(EXERCISE): Once you have read the entries below, write them all out again exactly.

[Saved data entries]

########################################

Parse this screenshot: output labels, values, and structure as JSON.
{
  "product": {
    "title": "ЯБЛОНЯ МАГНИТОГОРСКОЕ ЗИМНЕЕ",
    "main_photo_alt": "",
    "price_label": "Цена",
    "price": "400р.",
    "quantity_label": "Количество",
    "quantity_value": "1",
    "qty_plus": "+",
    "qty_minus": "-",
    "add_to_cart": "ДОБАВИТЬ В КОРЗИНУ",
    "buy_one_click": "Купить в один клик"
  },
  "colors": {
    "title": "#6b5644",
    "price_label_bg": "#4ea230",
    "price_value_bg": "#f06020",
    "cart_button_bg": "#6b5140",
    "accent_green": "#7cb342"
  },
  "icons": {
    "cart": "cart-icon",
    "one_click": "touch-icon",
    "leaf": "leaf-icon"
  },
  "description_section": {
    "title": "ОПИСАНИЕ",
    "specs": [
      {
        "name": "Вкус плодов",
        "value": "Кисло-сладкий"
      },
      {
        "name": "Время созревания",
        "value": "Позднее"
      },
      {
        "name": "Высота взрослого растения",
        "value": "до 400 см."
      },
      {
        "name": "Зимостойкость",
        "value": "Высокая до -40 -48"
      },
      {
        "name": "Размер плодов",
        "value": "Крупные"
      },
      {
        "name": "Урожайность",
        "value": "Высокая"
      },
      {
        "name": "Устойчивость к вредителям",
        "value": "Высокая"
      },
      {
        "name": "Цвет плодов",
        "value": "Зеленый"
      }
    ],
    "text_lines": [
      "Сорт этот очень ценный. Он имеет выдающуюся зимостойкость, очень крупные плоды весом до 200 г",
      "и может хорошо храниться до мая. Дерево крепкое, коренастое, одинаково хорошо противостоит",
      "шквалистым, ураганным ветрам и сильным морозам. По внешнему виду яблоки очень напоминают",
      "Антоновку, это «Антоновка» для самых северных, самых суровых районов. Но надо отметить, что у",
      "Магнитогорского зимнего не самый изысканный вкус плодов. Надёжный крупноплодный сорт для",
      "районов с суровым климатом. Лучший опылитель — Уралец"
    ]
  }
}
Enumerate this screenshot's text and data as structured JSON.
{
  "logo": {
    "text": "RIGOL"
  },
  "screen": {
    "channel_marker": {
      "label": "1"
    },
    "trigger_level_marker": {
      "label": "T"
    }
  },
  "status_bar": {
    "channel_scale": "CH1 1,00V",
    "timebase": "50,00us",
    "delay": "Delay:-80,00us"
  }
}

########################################

(SOLUTION BELOW):
Parse this screenshot: output labels, values, and structure as JSON.
{
  "product": {
    "title": "ЯБЛОНЯ МАГНИТОГОРСКОЕ ЗИМНЕЕ",
    "main_photo_alt": "",
    "price_label": "Цена",
    "price": "400р.",
    "quantity_label": "Количество",
    "quantity_value": "1",
    "qty_plus": "+",
    "qty_minus": "-",
    "add_to_cart": "ДОБАВИТЬ В КОРЗИНУ",
    "buy_one_click": "Купить в один клик"
  },
  "colors": {
    "title": "#6b5644",
    "price_label_bg": "#4ea230",
    "price_value_bg": "#f06020",
    "cart_button_bg": "#6b5140",
    "accent_green": "#7cb342"
  },
  "icons": {
    "cart": "cart-icon",
    "one_click": "touch-icon",
    "leaf": "leaf-icon"
  },
  "description_section": {
    "title": "ОПИСАНИЕ",
    "specs": [
      {
        "name": "Вкус плодов",
        "value": "Кисло-сладкий"
      },
      {
        "name": "Время созревания",
        "value": "Позднее"
      },
      {
        "name": "Высота взрослого растения",
        "value": "до 400 см."
      },
      {
        "name": "Зимостойкость",
        "value": "Высокая до -40 -48"
      },
      {
        "name": "Размер плодов",
        "value": "Крупные"
      },
      {
        "name": "Урожайность",
        "value": "Высокая"
      },
      {
        "name": "Устойчивость к вредителям",
        "value": "Высокая"
      },
      {
        "name": "Цвет плодов",
        "value": "Зеленый"
      }
    ],
    "text_lines": [
      "Сорт этот очень ценный. Он имеет выдающуюся зимостойкость, очень крупные плоды весом до 200 г",
      "и может хорошо храниться до мая. Дерево крепкое, коренастое, одинаково хорошо противостоит",
      "шквалистым, ураганным ветрам и сильным морозам. По внешнему виду яблоки очень напоминают",
      "Антоновку, это «Антоновка» для самых северных, самых суровых районов. Но надо отметить, что у",
      "Магнитогорского зимнего не самый изысканный вкус плодов. Надёжный крупноплодный сорт для",
      "районов с суровым климатом. Лучший опылитель — Уралец"
    ]
  }
}
Enumerate this screenshot's text and data as structured JSON.
{
  "logo": {
    "text": "RIGOL"
  },
  "screen": {
    "channel_marker": {
      "label": "1"
    },
    "trigger_level_marker": {
      "label": "T"
    }
  },
  "status_bar": {
    "channel_scale": "CH1 1,00V",
    "timebase": "50,00us",
    "delay": "Delay:-80,00us"
  }
}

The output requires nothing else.